Katie felt “gypped”, like what should have been her best years, her final years, were made miserable. She felt like all the amazing memories and fun times from the first 30 years were wiped out in a sea of tears and frustration – nothing she did was good enough.

She felt like she had no value, like she added no value to the organization. And this was the worst part of all, she had the kind of pride in her work that most people would kill for, certainly most managers would kill for – and in the end, she felt quite worthless.

And she was not alone, within an eighteen-month period, 2/3 of the team left.  Those months were full of signs – excessive absenteeism, underperforming by formerly productive staff, employee conflict between teams and lack of participation in team building events. These are all clear signs of disengagement, not from one employee but from the team. While a couple retired early, most left for lateral positions, and a few even demoted just to get out.

So why didn’t they go to “higher up” management and complain? They did, however the more they complained, the harder he was on them, and upper management did nothing.

It was a “no win”, so Katie put in her retirement papers. And that killed her, she wanted nothing more than to work another five years and retire at almost full pay. Her decision boiled down to her own welfare; make less but not have a knot in your gut every time the boss called her name, or stay, and likely end up developing health issues from the anxiety and stress.

She opted for the former. And for what it’s worth, she looks ten years younger and her smile is ten times brighter!

The Leader’s Responsibility

We can’t underestimate the value of feeling needed, of feeling as though our contributions matter. And our strengths are a big clue into how we need to feel valued. For me, I feel valued if my ideas and successful projects are noted and appreciated, or when my communication skills are leveraged to assist in conveying difficult to understand technical information, or when I am valued for bringing diverse groups to the table and building a unified team…or maybe just being recognized for jobs well done. These needs of mine stem directly from my strengths; wanting my Intellection, Communication and Positivity recognized and appreciated.

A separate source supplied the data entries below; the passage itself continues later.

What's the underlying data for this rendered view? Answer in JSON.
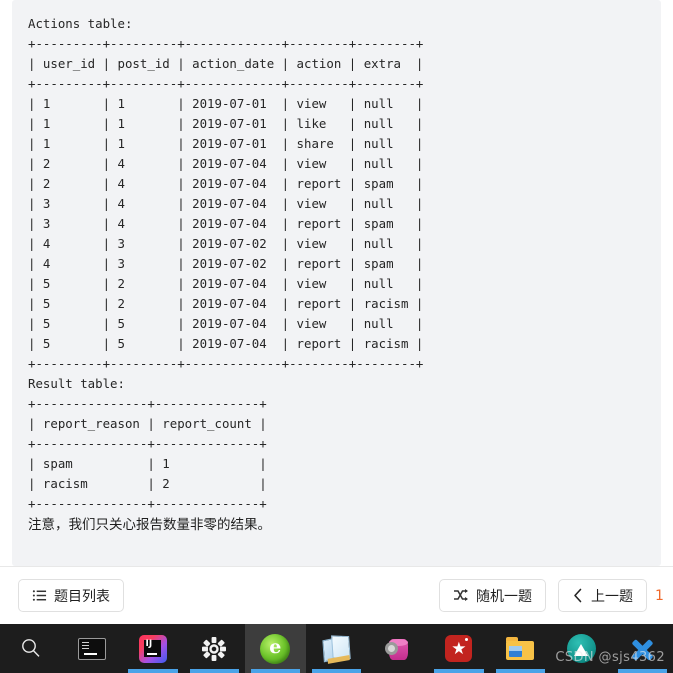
{
  "problem": {
    "actions_label": "Actions table:",
    "actions_block": "Actions table:\n+---------+---------+-------------+--------+--------+\n| user_id | post_id | action_date | action | extra  |\n+---------+---------+-------------+--------+--------+\n| 1       | 1       | 2019-07-01  | view   | null   |\n| 1       | 1       | 2019-07-01  | like   | null   |\n| 1       | 1       | 2019-07-01  | share  | null   |\n| 2       | 4       | 2019-07-04  | view   | null   |\n| 2       | 4       | 2019-07-04  | report | spam   |\n| 3       | 4       | 2019-07-04  | view   | null   |\n| 3       | 4       | 2019-07-04  | report | spam   |\n| 4       | 3       | 2019-07-02  | view   | null   |\n| 4       | 3       | 2019-07-02  | report | spam   |\n| 5       | 2       | 2019-07-04  | view   | null   |\n| 5       | 2       | 2019-07-04  | report | racism |\n| 5       | 5       | 2019-07-04  | view   | null   |\n| 5       | 5       | 2019-07-04  | report | racism |\n+---------+---------+-------------+--------+--------+",
    "result_label": "Result table:",
    "result_block": "Result table:\n+---------------+--------------+\n| report_reason | report_count |\n+---------------+--------------+\n| spam          | 1            |\n| racism        | 2            |\n+---------------+--------------+",
    "note": "注意，我们只关心报告数量非零的结果。",
    "actions_table": {
      "columns": [
        "user_id",
        "post_id",
        "action_date",
        "action",
        "extra"
      ],
      "rows": [
        [
          "1",
          "1",
          "2019-07-01",
          "view",
          "null"
        ],
        [
          "1",
          "1",
          "2019-07-01",
          "like",
          "null"
        ],
        [
          "1",
          "1",
          "2019-07-01",
          "share",
          "null"
        ],
        [
          "2",
          "4",
          "2019-07-04",
          "view",
          "null"
        ],
        [
          "2",
          "4",
          "2019-07-04",
          "report",
          "spam"
        ],
        [
          "3",
          "4",
          "2019-07-04",
          "view",
          "null"
        ],
        [
          "3",
          "4",
          "2019-07-04",
          "report",
          "spam"
        ],
        [
          "4",
          "3",
          "2019-07-02",
          "view",
          "null"
        ],
        [
          "4",
          "3",
          "2019-07-02",
          "report",
          "spam"
        ],
        [
          "5",
          "2",
          "2019-07-04",
          "view",
          "null"
        ],
        [
          "5",
          "2",
          "2019-07-04",
          "report",
          "racism"
        ],
        [
          "5",
          "5",
          "2019-07-04",
          "view",
          "null"
        ],
        [
          "5",
          "5",
          "2019-07-04",
          "report",
          "racism"
        ]
      ]
    },
    "result_table": {
      "columns": [
        "report_reason",
        "report_count"
      ],
      "rows": [
        [
          "spam",
          "1"
        ],
        [
          "racism",
          "2"
        ]
      ]
    }
  },
  "action_bar": {
    "problem_list_label": "题目列表",
    "random_label": "随机一题",
    "prev_label": "上一题",
    "page_number": "1",
    "accent_color": "#f0682a"
  },
  "taskbar": {
    "watermark": "CSDN @sjs4362",
    "items": [
      {
        "name": "search",
        "label": "搜索",
        "running": false,
        "active": false
      },
      {
        "name": "terminal",
        "label": "Terminal",
        "running": false,
        "active": false
      },
      {
        "name": "intellij-idea",
        "label": "IntelliJ IDEA",
        "running": true,
        "active": false
      },
      {
        "name": "settings",
        "label": "设置",
        "running": true,
        "active": false
      },
      {
        "name": "browser-360",
        "label": "360 浏览器",
        "running": true,
        "active": true
      },
      {
        "name": "notepad",
        "label": "记事本",
        "running": true,
        "active": false
      },
      {
        "name": "database",
        "label": "数据库",
        "running": false,
        "active": false
      },
      {
        "name": "star-app",
        "label": "美图",
        "running": true,
        "active": false
      },
      {
        "name": "file-explorer",
        "label": "文件资源管理器",
        "running": true,
        "active": false
      },
      {
        "name": "teal-app",
        "label": "应用",
        "running": false,
        "active": false
      },
      {
        "name": "blue-x-app",
        "label": "关闭",
        "running": true,
        "active": false
      }
    ]
  }
}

Are you a leader? Do you value your employees’ contributions to the organization? Do you let them know they are valued? If not, it’s never too late to turn the ship around, learn your employees’ strengths, learn how to value those strengths and help grown them stronger…the more valued the employee, the more valuable their contribution. Bear in mind that each employee will contribute very differently and appreciate how their contributions are valued very differently. It is a Leader’s responsibility to create an environment where people follow you not because they HAVE to but rather, because they WANT to. That will not come from command and control techniques and belittling others.  It does not come when employees feel they as individuals AND as a team are not valued. What kind of environment have you created as a leader?  Is it one built that your team will merely survive, or is it one built where they will thrive?


Shelley Hom is a technology manager with the State of California who was introduced to Strengths Finder through a leadership academy at work. Using what she has learned both in her work and personal life, she mentors colleagues, family and friends on using ones’ strengths to get them where they want to go! When she isn’t working, she loves hanging out with people and enjoying the simple things life has to offer; laughing, chatting, reading, and let’s not forget writing – all usually done with a really good cup of coffee close at hand! Outside of blogging for 34 Strong Shelley’s own blog can be found at: www.myhomworld.com